> **Exercise prompt**
Retype every entry below without altering anything.

[Excerpts from a dataset]
---
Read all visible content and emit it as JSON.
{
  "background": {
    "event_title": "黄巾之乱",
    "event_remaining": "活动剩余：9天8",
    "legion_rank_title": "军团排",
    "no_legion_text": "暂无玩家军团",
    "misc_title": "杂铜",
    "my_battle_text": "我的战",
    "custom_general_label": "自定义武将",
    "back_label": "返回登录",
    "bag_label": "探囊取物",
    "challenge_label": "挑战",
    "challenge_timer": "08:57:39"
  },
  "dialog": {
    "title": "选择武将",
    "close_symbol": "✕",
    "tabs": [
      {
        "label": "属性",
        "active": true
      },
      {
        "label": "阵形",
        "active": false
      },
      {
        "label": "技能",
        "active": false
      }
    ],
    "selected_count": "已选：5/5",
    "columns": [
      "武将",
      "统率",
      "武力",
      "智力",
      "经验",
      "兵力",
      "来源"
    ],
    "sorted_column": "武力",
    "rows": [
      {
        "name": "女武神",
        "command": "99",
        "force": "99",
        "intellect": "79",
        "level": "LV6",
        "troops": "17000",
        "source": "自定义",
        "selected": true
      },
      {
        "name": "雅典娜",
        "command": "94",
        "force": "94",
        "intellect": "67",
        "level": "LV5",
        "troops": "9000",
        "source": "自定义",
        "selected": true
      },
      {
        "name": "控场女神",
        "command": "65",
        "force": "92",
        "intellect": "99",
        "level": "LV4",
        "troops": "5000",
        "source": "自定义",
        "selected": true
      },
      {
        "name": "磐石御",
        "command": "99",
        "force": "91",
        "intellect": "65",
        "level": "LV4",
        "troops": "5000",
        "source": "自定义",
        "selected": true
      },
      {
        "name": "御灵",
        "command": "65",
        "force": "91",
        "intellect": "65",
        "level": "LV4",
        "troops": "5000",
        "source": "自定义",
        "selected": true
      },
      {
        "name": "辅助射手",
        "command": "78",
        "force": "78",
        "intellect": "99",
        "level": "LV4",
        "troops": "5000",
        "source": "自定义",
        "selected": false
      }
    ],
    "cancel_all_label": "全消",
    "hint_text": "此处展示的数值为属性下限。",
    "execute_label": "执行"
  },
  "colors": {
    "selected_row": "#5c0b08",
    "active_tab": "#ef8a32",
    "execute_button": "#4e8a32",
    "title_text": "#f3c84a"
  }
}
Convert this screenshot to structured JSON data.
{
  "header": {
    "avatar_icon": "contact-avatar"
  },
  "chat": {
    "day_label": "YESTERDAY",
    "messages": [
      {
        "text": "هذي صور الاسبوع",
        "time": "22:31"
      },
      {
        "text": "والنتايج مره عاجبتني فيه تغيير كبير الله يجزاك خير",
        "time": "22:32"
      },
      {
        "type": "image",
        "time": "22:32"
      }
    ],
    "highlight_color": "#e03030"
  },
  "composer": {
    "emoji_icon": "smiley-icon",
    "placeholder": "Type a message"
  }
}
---
> **Answer space**
Read all visible content and emit it as JSON.
{
  "background": {
    "event_title": "黄巾之乱",
    "event_remaining": "活动剩余：9天8",
    "legion_rank_title": "军团排",
    "no_legion_text": "暂无玩家军团",
    "misc_title": "杂铜",
    "my_battle_text": "我的战",
    "custom_general_label": "自定义武将",
    "back_label": "返回登录",
    "bag_label": "探囊取物",
    "challenge_label": "挑战",
    "challenge_timer": "08:57:39"
  },
  "dialog": {
    "title": "选择武将",
    "close_symbol": "✕",
    "tabs": [
      {
        "label": "属性",
        "active": true
      },
      {
        "label": "阵形",
        "active": false
      },
      {
        "label": "技能",
        "active": false
      }
    ],
    "selected_count": "已选：5/5",
    "columns": [
      "武将",
      "统率",
      "武力",
      "智力",
      "经验",
      "兵力",
      "来源"
    ],
    "sorted_column": "武力",
    "rows": [
      {
        "name": "女武神",
        "command": "99",
        "force": "99",
        "intellect": "79",
        "level": "LV6",
        "troops": "17000",
        "source": "自定义",
        "selected": true
      },
      {
        "name": "雅典娜",
        "command": "94",
        "force": "94",
        "intellect": "67",
        "level": "LV5",
        "troops": "9000",
        "source": "自定义",
        "selected": true
      },
      {
        "name": "控场女神",
        "command": "65",
        "force": "92",
        "intellect": "99",
        "level": "LV4",
        "troops": "5000",
        "source": "自定义",
        "selected": true
      },
      {
        "name": "磐石御",
        "command": "99",
        "force": "91",
        "intellect": "65",
        "level": "LV4",
        "troops": "5000",
        "source": "自定义",
        "selected": true
      },
      {
        "name": "御灵",
        "command": "65",
        "force": "91",
        "intellect": "65",
        "level": "LV4",
        "troops": "5000",
        "source": "自定义",
        "selected": true
      },
      {
        "name": "辅助射手",
        "command": "78",
        "force": "78",
        "intellect": "99",
        "level": "LV4",
        "troops": "5000",
        "source": "自定义",
        "selected": false
      }
    ],
    "cancel_all_label": "全消",
    "hint_text": "此处展示的数值为属性下限。",
    "execute_label": "执行"
  },
  "colors": {
    "selected_row": "#5c0b08",
    "active_tab": "#ef8a32",
    "execute_button": "#4e8a32",
    "title_text": "#f3c84a"
  }
}
Convert this screenshot to structured JSON data.
{
  "header": {
    "avatar_icon": "contact-avatar"
  },
  "chat": {
    "day_label": "YESTERDAY",
    "messages": [
      {
        "text": "هذي صور الاسبوع",
        "time": "22:31"
      },
      {
        "text": "والنتايج مره عاجبتني فيه تغيير كبير الله يجزاك خير",
        "time": "22:32"
      },
      {
        "type": "image",
        "time": "22:32"
      }
    ],
    "highlight_color": "#e03030"
  },
  "composer": {
    "emoji_icon": "smiley-icon",
    "placeholder": "Type a message"
  }
}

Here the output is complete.